◆ **INFORMATION GIVEN**:
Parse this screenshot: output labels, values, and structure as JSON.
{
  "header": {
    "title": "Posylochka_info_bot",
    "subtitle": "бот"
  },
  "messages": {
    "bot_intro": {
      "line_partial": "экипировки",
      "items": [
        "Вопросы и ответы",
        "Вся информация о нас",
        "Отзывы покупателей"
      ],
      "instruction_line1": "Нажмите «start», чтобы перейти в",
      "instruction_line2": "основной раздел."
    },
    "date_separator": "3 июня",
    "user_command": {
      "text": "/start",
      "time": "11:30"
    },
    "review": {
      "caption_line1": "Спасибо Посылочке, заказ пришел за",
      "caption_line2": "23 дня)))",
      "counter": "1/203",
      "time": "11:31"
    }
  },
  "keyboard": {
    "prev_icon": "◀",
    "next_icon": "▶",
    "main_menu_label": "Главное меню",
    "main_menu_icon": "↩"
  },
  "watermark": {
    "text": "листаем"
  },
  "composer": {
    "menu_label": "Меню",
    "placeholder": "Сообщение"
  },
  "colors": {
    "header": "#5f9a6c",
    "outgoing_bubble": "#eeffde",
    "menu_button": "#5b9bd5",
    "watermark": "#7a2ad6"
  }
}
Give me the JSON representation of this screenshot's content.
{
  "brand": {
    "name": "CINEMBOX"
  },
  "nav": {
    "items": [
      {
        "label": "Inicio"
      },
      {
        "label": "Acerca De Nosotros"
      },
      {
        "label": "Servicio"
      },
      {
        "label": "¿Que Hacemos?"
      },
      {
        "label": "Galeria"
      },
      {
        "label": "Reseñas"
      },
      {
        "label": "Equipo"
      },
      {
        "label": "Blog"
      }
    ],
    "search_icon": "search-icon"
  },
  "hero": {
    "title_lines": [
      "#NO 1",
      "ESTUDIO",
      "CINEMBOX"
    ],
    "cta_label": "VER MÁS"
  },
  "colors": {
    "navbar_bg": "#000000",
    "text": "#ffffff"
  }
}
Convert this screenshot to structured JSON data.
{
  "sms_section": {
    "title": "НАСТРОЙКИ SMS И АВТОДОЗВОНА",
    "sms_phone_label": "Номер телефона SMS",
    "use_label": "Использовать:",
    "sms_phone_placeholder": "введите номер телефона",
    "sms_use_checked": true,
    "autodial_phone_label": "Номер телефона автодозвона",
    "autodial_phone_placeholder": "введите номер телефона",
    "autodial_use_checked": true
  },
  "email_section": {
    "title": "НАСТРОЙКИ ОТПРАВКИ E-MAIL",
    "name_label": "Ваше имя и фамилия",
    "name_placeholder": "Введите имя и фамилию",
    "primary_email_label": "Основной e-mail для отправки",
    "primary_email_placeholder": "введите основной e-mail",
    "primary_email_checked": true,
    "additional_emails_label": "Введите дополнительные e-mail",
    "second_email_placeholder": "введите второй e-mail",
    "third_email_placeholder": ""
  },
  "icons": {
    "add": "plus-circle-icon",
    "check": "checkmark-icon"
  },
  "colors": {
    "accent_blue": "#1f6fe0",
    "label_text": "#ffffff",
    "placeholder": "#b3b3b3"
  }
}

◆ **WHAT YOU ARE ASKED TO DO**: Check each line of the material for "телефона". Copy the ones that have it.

◆ **REPLY**:
    "sms_phone_label": "Номер телефона SMS",
    "sms_phone_placeholder": "введите номер телефона",
    "autodial_phone_label": "Номер телефона автодозвона",
    "autodial_phone_placeholder": "введите номер телефона",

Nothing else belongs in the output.